Data in this exercise

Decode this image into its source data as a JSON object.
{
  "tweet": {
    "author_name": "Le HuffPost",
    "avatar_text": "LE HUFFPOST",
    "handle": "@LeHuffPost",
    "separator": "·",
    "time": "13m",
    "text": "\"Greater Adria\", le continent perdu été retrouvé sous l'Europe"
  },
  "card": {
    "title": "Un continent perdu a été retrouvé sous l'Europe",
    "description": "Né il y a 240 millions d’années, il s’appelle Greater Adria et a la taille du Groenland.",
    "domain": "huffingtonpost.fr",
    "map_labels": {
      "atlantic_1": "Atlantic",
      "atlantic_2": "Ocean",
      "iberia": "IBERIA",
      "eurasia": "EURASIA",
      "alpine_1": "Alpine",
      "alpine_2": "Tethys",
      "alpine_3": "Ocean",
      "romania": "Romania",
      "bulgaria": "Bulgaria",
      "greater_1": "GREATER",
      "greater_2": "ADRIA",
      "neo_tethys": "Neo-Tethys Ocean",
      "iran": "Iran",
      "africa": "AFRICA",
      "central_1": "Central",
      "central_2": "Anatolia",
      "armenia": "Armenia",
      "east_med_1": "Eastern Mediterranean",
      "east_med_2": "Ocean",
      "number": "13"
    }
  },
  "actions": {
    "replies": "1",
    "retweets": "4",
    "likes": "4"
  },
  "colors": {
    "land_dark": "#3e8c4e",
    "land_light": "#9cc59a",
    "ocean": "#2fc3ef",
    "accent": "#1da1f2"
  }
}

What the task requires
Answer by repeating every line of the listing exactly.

Task result
Decode this image into its source data as a JSON object.
{
  "tweet": {
    "author_name": "Le HuffPost",
    "avatar_text": "LE HUFFPOST",
    "handle": "@LeHuffPost",
    "separator": "·",
    "time": "13m",
    "text": "\"Greater Adria\", le continent perdu été retrouvé sous l'Europe"
  },
  "card": {
    "title": "Un continent perdu a été retrouvé sous l'Europe",
    "description": "Né il y a 240 millions d’années, il s’appelle Greater Adria et a la taille du Groenland.",
    "domain": "huffingtonpost.fr",
    "map_labels": {
      "atlantic_1": "Atlantic",
      "atlantic_2": "Ocean",
      "iberia": "IBERIA",
      "eurasia": "EURASIA",
      "alpine_1": "Alpine",
      "alpine_2": "Tethys",
      "alpine_3": "Ocean",
      "romania": "Romania",
      "bulgaria": "Bulgaria",
      "greater_1": "GREATER",
      "greater_2": "ADRIA",
      "neo_tethys": "Neo-Tethys Ocean",
      "iran": "Iran",
      "africa": "AFRICA",
      "central_1": "Central",
      "central_2": "Anatolia",
      "armenia": "Armenia",
      "east_med_1": "Eastern Mediterranean",
      "east_med_2": "Ocean",
      "number": "13"
    }
  },
  "actions": {
    "replies": "1",
    "retweets": "4",
    "likes": "4"
  },
  "colors": {
    "land_dark": "#3e8c4e",
    "land_light": "#9cc59a",
    "ocean": "#2fc3ef",
    "accent": "#1da1f2"
  }
}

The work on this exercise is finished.